Sometimes I forget where I am. Yet last Sunday I gave myself a quick reminder as the beauty of a newly discovered Church and exquisite french cheese instantly lifted my spirits. I swear this year, moving alone to France, is meant to test every inch of my being. Yet, my little solo adventure in the market on a gray cold day in France was enough to lift me out of my somber state and help me realize the beauty of where I'm currently living :)
The market was the Jean Jaures Market in Reims and it was walking distance from the Cathedral. If you're in Reims for the weekend might be a good idea to stop by one of the daily fresh markets before 1400 and buy some things for a picnic on a bench by the Cathedral. I sware the back benches give you the most amazing view. Here is website that lists all the markets. http://www.reims-tourism.com/tourism-office-of-reims/practical-information.aspx
Delice de Bourgogne-(below)
I strolled around the Sunday market last weekend, bought some fresh vegetables, some eggs and lastly stopped by the little Cremerie Bruck (0681855488) and chose 3 delicatable looking cheeses for 6 euro. It was really almost a blind purchase as I had no idea what I was choosing yet it turned out beautifully.
I bought an ever so creamy Delice (which must have been a good choice because the lady behind me took some as well) a cumin seed infused Tomme Savoie Bauges and lastly a petite hunk of Langres. The Delice de Bourgogne is triple cream cheese that is incredibly rich, soft and sultry. I could barely put this one down and Im surprised there was enough left over to save some in the fridge :)
The 2nd cheese, Tomme Savoi Bauges (pictured in the top of the page) is only produced in the French alps. It's uncooked, pressed and semi hard and made of raw cow's milk. It's filled with small holes and the one I bought had cumin seeds in it as well.
The last cheese, the Langres, has a very strong smell as it comes from the family of Epoisses and Munster. I'm afraid if your not a cheese person you probably wouldn't like this one. Yet, if you can handle the slight pungent fumes the Langres melts in your mouth and has quite a complex taste. It's made in the high plains of Champagne. Its origin is traced back to the 18th century. There is a slight impression in the top of cheese so you can actually pour Champgne into it. Amazing idea but not quite sure how it would work and where the champagne would trip into...I'll leave that one to your imagination :)

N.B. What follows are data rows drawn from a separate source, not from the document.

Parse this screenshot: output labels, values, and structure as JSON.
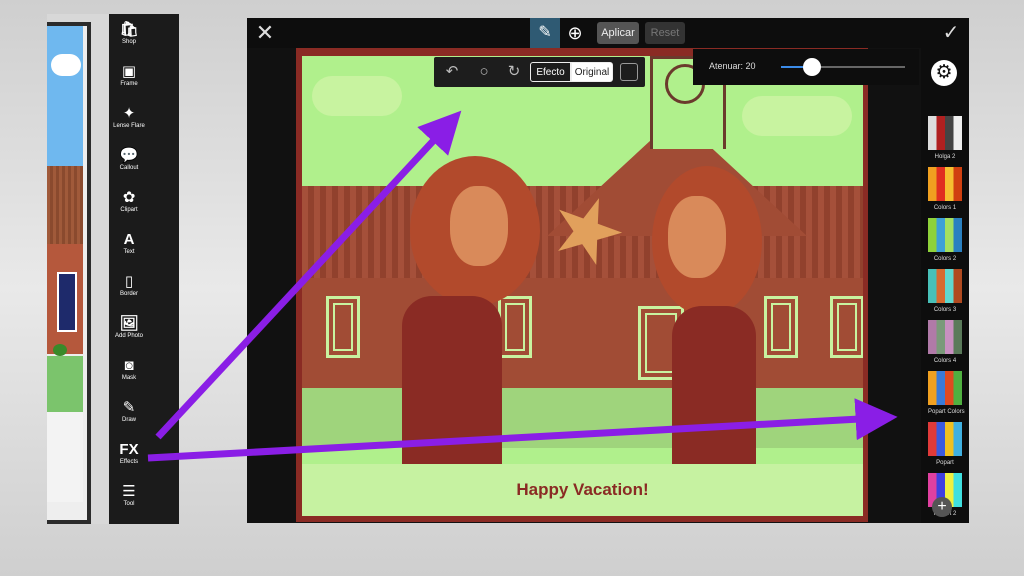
{
  "left_toolbar": {
    "items": [
      {
        "label": "Shop",
        "icon": "shop-icon",
        "glyph": "🛍"
      },
      {
        "label": "Frame",
        "icon": "frame-icon",
        "glyph": "▣"
      },
      {
        "label": "Lense Flare",
        "icon": "lens-flare-icon",
        "glyph": "✦"
      },
      {
        "label": "Callout",
        "icon": "callout-icon",
        "glyph": "💬"
      },
      {
        "label": "Clipart",
        "icon": "clipart-icon",
        "glyph": "✿"
      },
      {
        "label": "Text",
        "icon": "text-icon",
        "glyph": "A"
      },
      {
        "label": "Border",
        "icon": "border-icon",
        "glyph": "▯"
      },
      {
        "label": "Add Photo",
        "icon": "add-photo-icon",
        "glyph": "🖼"
      },
      {
        "label": "Mask",
        "icon": "mask-icon",
        "glyph": "◙"
      },
      {
        "label": "Draw",
        "icon": "draw-icon",
        "glyph": "✎"
      },
      {
        "label": "Effects",
        "icon": "fx-icon",
        "glyph": "FX"
      },
      {
        "label": "Tool",
        "icon": "tool-icon",
        "glyph": "☰"
      }
    ]
  },
  "editor": {
    "close_glyph": "✕",
    "brush_glyph": "✎",
    "target_glyph": "⊕",
    "apply_label": "Aplicar",
    "reset_label": "Reset",
    "done_glyph": "✓",
    "subbar": {
      "undo_glyph": "↶",
      "circle_glyph": "○",
      "redo_glyph": "↻",
      "effect_label": "Efecto",
      "original_label": "Original"
    },
    "fade": {
      "label": "Atenuar: 20",
      "value": 0.25
    },
    "photo_caption": "Happy Vacation!",
    "gear_glyph": "⚙",
    "add_glyph": "+",
    "effects": [
      {
        "label": "Holga 2",
        "colors": [
          "#ddd",
          "#b02020",
          "#444",
          "#eee"
        ]
      },
      {
        "label": "Colors 1",
        "colors": [
          "#f0a020",
          "#e03020",
          "#f6c030",
          "#d04010"
        ]
      },
      {
        "label": "Colors 2",
        "colors": [
          "#8ed23a",
          "#3da0d8",
          "#a4e060",
          "#2a80c0"
        ]
      },
      {
        "label": "Colors 3",
        "colors": [
          "#48c0b8",
          "#d86a30",
          "#60d8d0",
          "#b04a20"
        ]
      },
      {
        "label": "Colors 4",
        "colors": [
          "#b07aa8",
          "#7a9a7a",
          "#c890c0",
          "#5a7a5a"
        ]
      },
      {
        "label": "Popart Colors",
        "colors": [
          "#f0a020",
          "#3a7ad8",
          "#e04a20",
          "#50b040"
        ]
      },
      {
        "label": "Popart",
        "colors": [
          "#e03a3a",
          "#3a5ae0",
          "#f0c020",
          "#40b0e0"
        ]
      },
      {
        "label": "Popart 2",
        "colors": [
          "#e040a0",
          "#4040e0",
          "#f0f040",
          "#40e0e0"
        ]
      }
    ]
  },
  "colors": {
    "arrow": "#8a1ee6",
    "active_tool": "#2f5a73",
    "slider_fill": "#3b8be8"
  }
}
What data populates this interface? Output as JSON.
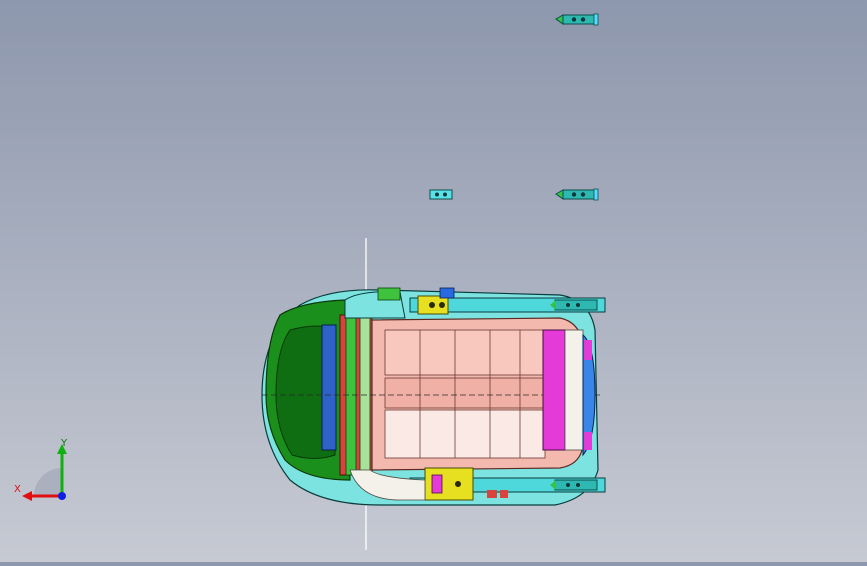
{
  "viewport": {
    "background_top": "#8d97ad",
    "background_bottom": "#c7cad3"
  },
  "triad": {
    "x_label": "X",
    "y_label": "Y",
    "x_color": "#e01010",
    "y_color": "#10b010",
    "z_color": "#1020e0"
  },
  "model": {
    "name": "seat-assembly",
    "colors": {
      "headrest_green": "#1a8a1a",
      "cushion_pink": "#f2b8ae",
      "rail_cyan": "#4fd9de",
      "accent_magenta": "#e23ad6",
      "bracket_yellow": "#e7e021",
      "clip_blue": "#2a6ae0"
    }
  },
  "fasteners": [
    {
      "name": "clip-top"
    },
    {
      "name": "clip-mid-right"
    },
    {
      "name": "clip-mid-left"
    }
  ]
}
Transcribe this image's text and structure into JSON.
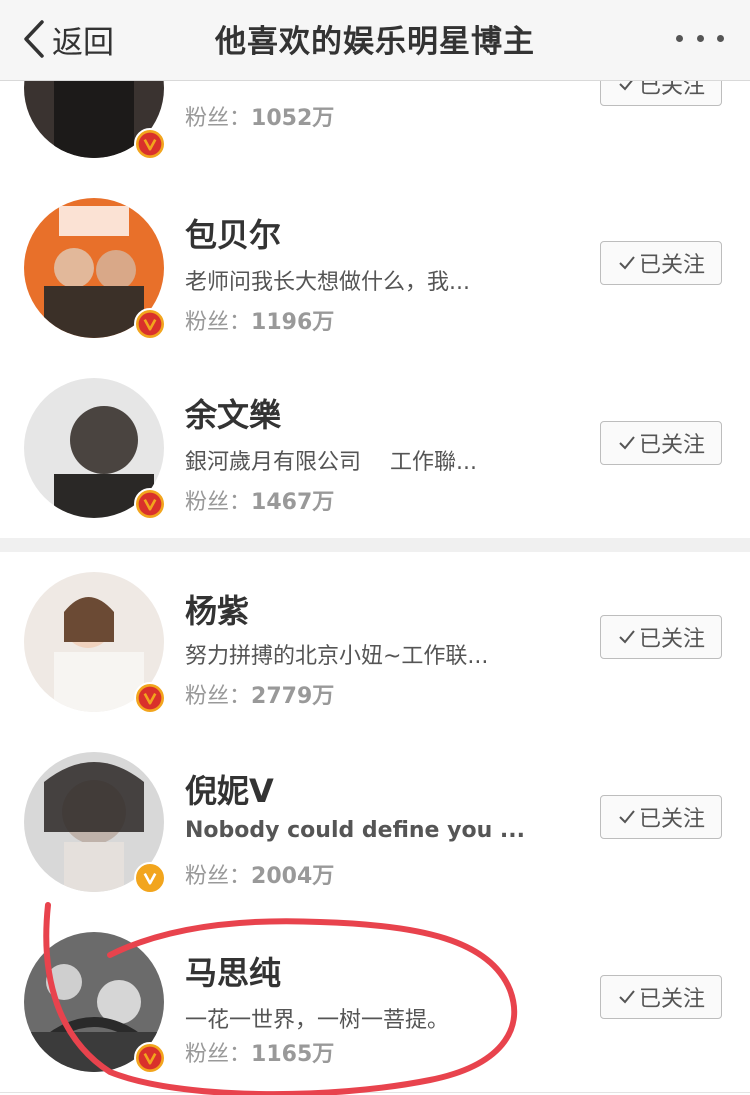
{
  "header": {
    "back_label": "返回",
    "title": "他喜欢的娱乐明星博主"
  },
  "follow_label": "已关注",
  "fans_prefix": "粉丝：",
  "users": [
    {
      "name": "",
      "bio": "",
      "fans": "1052万"
    },
    {
      "name": "包贝尔",
      "bio": "老师问我长大想做什么，我...",
      "fans": "1196万"
    },
    {
      "name": "余文樂",
      "bio": "銀河歲月有限公司　 工作聯...",
      "fans": "1467万"
    },
    {
      "name": "杨紫",
      "bio": "努力拼搏的北京小妞~工作联...",
      "fans": "2779万"
    },
    {
      "name": "倪妮V",
      "bio": "Nobody could define you ...",
      "fans": "2004万"
    },
    {
      "name": "马思纯",
      "bio": "一花一世界，一树一菩提。",
      "fans": "1165万"
    }
  ],
  "colors": {
    "verified_badge": "#f2a51d",
    "annotation": "#e8434d"
  }
}
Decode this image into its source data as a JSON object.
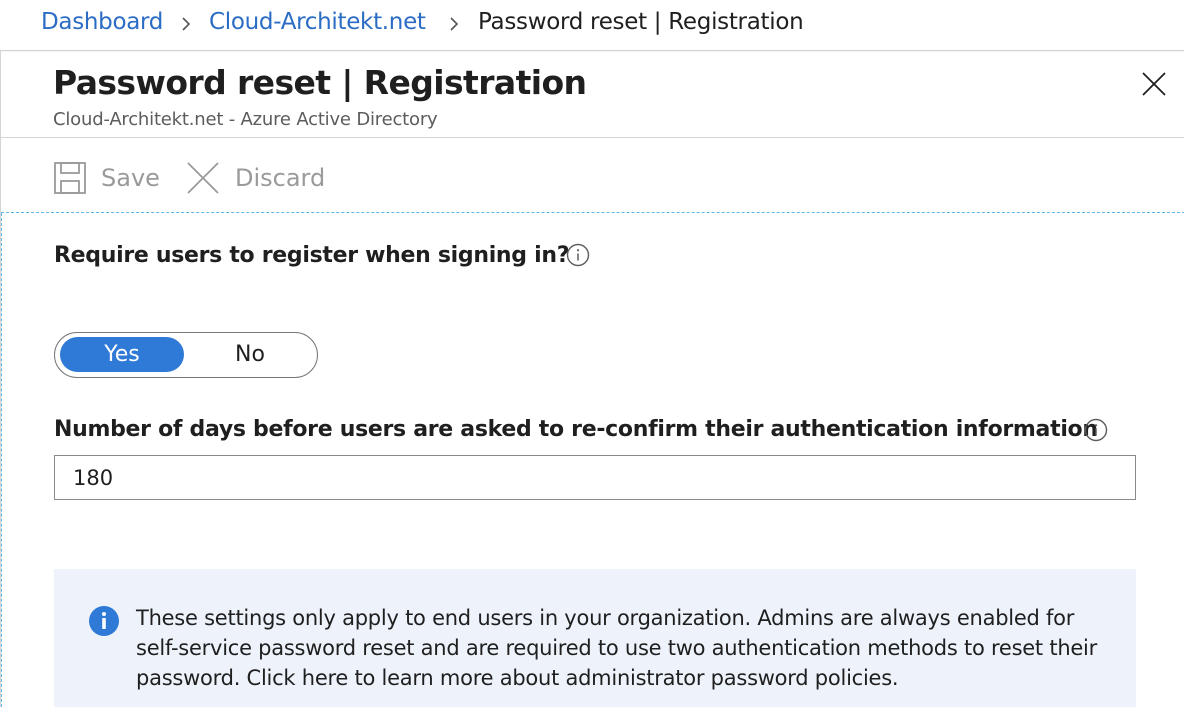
{
  "breadcrumb": {
    "items": [
      {
        "label": "Dashboard"
      },
      {
        "label": "Cloud-Architekt.net"
      },
      {
        "label": "Password reset | Registration"
      }
    ]
  },
  "blade": {
    "title": "Password reset | Registration",
    "subtitle": "Cloud-Architekt.net - Azure Active Directory"
  },
  "toolbar": {
    "save_label": "Save",
    "discard_label": "Discard"
  },
  "form": {
    "require_register": {
      "label": "Require users to register when signing in?",
      "options": [
        "Yes",
        "No"
      ],
      "selected": "Yes"
    },
    "reconfirm_days": {
      "label": "Number of days before users are asked to re-confirm their authentication information",
      "value": "180"
    }
  },
  "notice": {
    "text": "These settings only apply to end users in your organization. Admins are always enabled for self-service password reset and are required to use two authentication methods to reset their password. Click here to learn more about administrator password policies."
  },
  "colors": {
    "link": "#2b6cc4",
    "accent": "#2f7ad7",
    "notice_bg": "#eef3fb",
    "disabled": "#9a9a9a",
    "focus_dash": "#5eb6e4"
  },
  "icons": {
    "breadcrumb_separator": "chevron-right-icon",
    "close": "close-icon",
    "save": "save-icon",
    "discard": "discard-icon",
    "info": "info-icon",
    "notice": "info-filled-icon"
  }
}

I stopped into one of the few boulangeries open on Sunday on the way home and bought a baguette to eat with my new purchases. I ate a good 1/4 of it before I even walked into my apartment door :)